## Problem to solve
Without changing a word, copy every line of the listing below and leave out the images.

Data excerpts START

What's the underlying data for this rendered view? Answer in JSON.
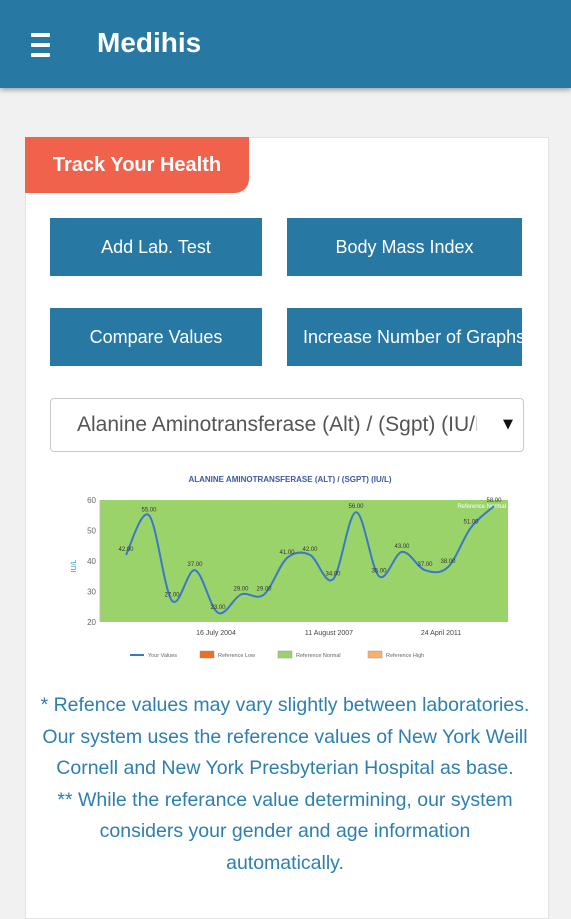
{
  "app": {
    "title": "Medihis"
  },
  "section": {
    "title": "Track Your Health"
  },
  "buttons": {
    "add_lab_test": "Add Lab. Test",
    "body_mass_index": "Body Mass Index",
    "compare_values": "Compare Values",
    "increase_graphs": "Increase Number of Graphs"
  },
  "test_select": {
    "selected": "Alanine Aminotransferase (Alt) / (Sgpt) (IU/L)"
  },
  "chart_data": {
    "type": "line",
    "title": "ALANINE AMINOTRANSFERASE (ALT) / (SGPT) (IU/L)",
    "ylabel": "IU/L",
    "ylim": [
      20,
      60
    ],
    "yticks": [
      20,
      30,
      40,
      50,
      60
    ],
    "x_tick_labels": [
      "16 July 2004",
      "11 August 2007",
      "24 April 2011"
    ],
    "grid": false,
    "band_label": "Reference Normal",
    "reference_normal": [
      20,
      60
    ],
    "series": [
      {
        "name": "Your Values",
        "values": [
          42.0,
          55.0,
          27.0,
          37.0,
          23.0,
          29.0,
          29.0,
          41.0,
          42.0,
          34.0,
          56.0,
          35.0,
          43.0,
          37.0,
          38.0,
          51.0,
          58.0
        ]
      }
    ],
    "legend": [
      "Your Values",
      "Reference Low",
      "Reference Normal",
      "Reference High"
    ],
    "legend_position": "bottom",
    "colors": {
      "line": "#3a78c8",
      "reference_low": "#e8701e",
      "reference_normal": "#9bd36b",
      "reference_high": "#f6b26b"
    }
  },
  "notes": [
    "* Refence values may vary slightly between laboratories. Our system uses the reference values of New York Weill Cornell and New York Presbyterian Hospital as base.",
    "** While the referance value determining, our system considers your gender and age information automatically."
  ]
}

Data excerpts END

## Result of the task
What's the underlying data for this rendered view? Answer in JSON.
{
  "app": {
    "title": "Medihis"
  },
  "section": {
    "title": "Track Your Health"
  },
  "buttons": {
    "add_lab_test": "Add Lab. Test",
    "body_mass_index": "Body Mass Index",
    "compare_values": "Compare Values",
    "increase_graphs": "Increase Number of Graphs"
  },
  "test_select": {
    "selected": "Alanine Aminotransferase (Alt) / (Sgpt) (IU/L)"
  },
  "chart_data": {
    "type": "line",
    "title": "ALANINE AMINOTRANSFERASE (ALT) / (SGPT) (IU/L)",
    "ylabel": "IU/L",
    "ylim": [
      20,
      60
    ],
    "yticks": [
      20,
      30,
      40,
      50,
      60
    ],
    "x_tick_labels": [
      "16 July 2004",
      "11 August 2007",
      "24 April 2011"
    ],
    "grid": false,
    "band_label": "Reference Normal",
    "reference_normal": [
      20,
      60
    ],
    "series": [
      {
        "name": "Your Values",
        "values": [
          42.0,
          55.0,
          27.0,
          37.0,
          23.0,
          29.0,
          29.0,
          41.0,
          42.0,
          34.0,
          56.0,
          35.0,
          43.0,
          37.0,
          38.0,
          51.0,
          58.0
        ]
      }
    ],
    "legend": [
      "Your Values",
      "Reference Low",
      "Reference Normal",
      "Reference High"
    ],
    "legend_position": "bottom",
    "colors": {
      "line": "#3a78c8",
      "reference_low": "#e8701e",
      "reference_normal": "#9bd36b",
      "reference_high": "#f6b26b"
    }
  },
  "notes": [
    "* Refence values may vary slightly between laboratories. Our system uses the reference values of New York Weill Cornell and New York Presbyterian Hospital as base.",
    "** While the referance value determining, our system considers your gender and age information automatically."
  ]
}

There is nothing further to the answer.